Violent holiday weekend across the United States with several mass shootings

ByJustin Finch ABCNews logo
Wednesday, July 5, 2023
Violent holiday weekend with several shooting scross the nation
Justin Finch has more on the violence across the United States.

WASHINGTON -- There are new, urgent calls from President Joe Biden for tougher gun laws, as cities nationwide from Fort Worth to the nation's capital come to grips after a series of deadly mass shootings surrounding the Fourth of July holiday.

In Washington, DC, police confirmed that multiple people were shot overnight as the president, again presses Congressional Republicans to help develop bipartisan gun solutions amid a recent spike in mass shootings.

From Fort Worth to Baltimore, there is frustration and grief after gunfire ripped through communities and claimed lives.

"This country needs to re-examine its conscience and find out how to get guns out of dangerous people's hands," said Jim Kenny, (D) Mayor of Philadelphia.

In Philadelphia, authorities say a gunman wearing a ski mask and bulletproof vest opened fire, killing five people, and injuring two boys ages 2 and 13.

The gunman surrendered to responding Philadelphia police officers.

In Fort Worth, police are investigating after three people were killed, and eight other hurt in a shooting at a neighborhood festival.

In Wichita, at least seven people suffered gunshot wounds and two others were trampled at a mass shooting at a nightclub.

Investigators also continue a search for answers in Baltimore, where multiple gunman are believed to have open fire at a block party with 28 shot and at least two killed.

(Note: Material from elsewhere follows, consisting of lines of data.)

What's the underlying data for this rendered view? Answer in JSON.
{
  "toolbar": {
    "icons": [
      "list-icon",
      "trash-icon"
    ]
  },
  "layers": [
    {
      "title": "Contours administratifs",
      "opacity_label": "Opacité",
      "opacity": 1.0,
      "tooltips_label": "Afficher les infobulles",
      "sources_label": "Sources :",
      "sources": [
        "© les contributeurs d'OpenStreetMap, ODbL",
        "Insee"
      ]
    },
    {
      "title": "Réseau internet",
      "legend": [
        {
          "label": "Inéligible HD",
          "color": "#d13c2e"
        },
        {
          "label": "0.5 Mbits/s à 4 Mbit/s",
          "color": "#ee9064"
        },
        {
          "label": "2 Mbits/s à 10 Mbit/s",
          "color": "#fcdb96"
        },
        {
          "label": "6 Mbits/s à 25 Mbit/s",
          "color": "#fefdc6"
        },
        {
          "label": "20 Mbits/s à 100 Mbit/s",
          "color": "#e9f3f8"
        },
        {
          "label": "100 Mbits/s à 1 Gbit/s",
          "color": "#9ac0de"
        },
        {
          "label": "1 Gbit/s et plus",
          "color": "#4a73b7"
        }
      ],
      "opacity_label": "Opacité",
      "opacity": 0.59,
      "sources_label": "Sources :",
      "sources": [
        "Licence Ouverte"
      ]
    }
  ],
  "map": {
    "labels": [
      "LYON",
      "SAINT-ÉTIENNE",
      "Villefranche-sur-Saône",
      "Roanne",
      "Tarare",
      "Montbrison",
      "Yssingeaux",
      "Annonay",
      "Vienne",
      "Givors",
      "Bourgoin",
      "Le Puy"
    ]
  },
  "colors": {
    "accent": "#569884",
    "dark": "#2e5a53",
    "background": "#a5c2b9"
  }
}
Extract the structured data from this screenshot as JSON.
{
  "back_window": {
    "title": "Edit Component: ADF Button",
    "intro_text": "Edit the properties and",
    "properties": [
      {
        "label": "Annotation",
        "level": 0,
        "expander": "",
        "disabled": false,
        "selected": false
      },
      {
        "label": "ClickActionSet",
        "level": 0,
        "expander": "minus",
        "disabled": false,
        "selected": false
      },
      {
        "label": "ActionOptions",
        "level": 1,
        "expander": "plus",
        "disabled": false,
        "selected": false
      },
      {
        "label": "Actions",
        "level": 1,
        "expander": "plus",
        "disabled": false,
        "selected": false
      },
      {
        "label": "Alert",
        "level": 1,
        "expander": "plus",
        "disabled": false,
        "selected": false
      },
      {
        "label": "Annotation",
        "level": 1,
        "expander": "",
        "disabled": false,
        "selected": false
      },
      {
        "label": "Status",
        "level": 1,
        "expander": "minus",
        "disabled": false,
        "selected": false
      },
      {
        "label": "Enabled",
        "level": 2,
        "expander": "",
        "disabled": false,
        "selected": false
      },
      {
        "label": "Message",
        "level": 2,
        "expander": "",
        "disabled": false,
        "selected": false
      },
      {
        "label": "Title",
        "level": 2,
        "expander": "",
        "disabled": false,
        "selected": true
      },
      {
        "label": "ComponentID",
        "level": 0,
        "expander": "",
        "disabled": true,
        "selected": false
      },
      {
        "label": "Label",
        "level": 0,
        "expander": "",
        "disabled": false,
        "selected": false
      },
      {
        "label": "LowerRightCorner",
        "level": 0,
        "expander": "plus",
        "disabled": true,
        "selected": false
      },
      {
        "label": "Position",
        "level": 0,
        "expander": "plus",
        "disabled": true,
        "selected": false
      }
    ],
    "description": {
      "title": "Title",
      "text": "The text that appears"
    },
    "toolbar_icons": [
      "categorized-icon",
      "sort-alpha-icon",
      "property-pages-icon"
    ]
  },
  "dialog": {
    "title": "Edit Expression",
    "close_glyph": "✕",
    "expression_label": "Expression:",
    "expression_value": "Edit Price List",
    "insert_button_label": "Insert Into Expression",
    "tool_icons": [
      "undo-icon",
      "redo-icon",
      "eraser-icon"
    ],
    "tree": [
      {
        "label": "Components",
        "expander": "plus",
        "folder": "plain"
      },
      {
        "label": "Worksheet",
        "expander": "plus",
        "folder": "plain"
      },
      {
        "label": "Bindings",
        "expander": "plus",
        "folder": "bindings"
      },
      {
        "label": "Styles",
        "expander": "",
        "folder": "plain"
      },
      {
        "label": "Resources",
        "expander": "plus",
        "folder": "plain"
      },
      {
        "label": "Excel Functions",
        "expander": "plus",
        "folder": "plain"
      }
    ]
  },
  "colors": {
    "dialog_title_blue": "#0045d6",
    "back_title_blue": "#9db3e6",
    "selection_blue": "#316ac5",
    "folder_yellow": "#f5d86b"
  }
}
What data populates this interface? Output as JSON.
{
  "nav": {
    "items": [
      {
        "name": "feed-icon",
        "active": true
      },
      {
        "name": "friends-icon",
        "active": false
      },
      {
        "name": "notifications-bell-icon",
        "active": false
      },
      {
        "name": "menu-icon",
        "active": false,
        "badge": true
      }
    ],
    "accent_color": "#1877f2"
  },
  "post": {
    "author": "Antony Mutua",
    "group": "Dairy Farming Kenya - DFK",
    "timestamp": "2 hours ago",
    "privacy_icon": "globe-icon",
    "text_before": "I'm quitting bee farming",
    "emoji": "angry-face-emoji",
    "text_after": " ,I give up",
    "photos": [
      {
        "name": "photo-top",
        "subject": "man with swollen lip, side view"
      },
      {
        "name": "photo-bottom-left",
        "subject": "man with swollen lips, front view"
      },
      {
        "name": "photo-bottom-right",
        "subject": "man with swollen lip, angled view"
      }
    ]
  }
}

Speaking to a group of educators on the Fourth of July, President Biden urged Congressional Republicans to pass gun safety reform to protect the nation's schools and communities.

Last year, congress passed a bi-partisan gun legislation that included $750 million to help states remove firearms from people deemed to be a personal or public danger, and strengthened background checks for gun buyers younger than 21.

The gun violence archive, which tracks U.S. mass shootings involving at least four victims, already counts more than 340 mass shootings. That's more shootings than days so far this year.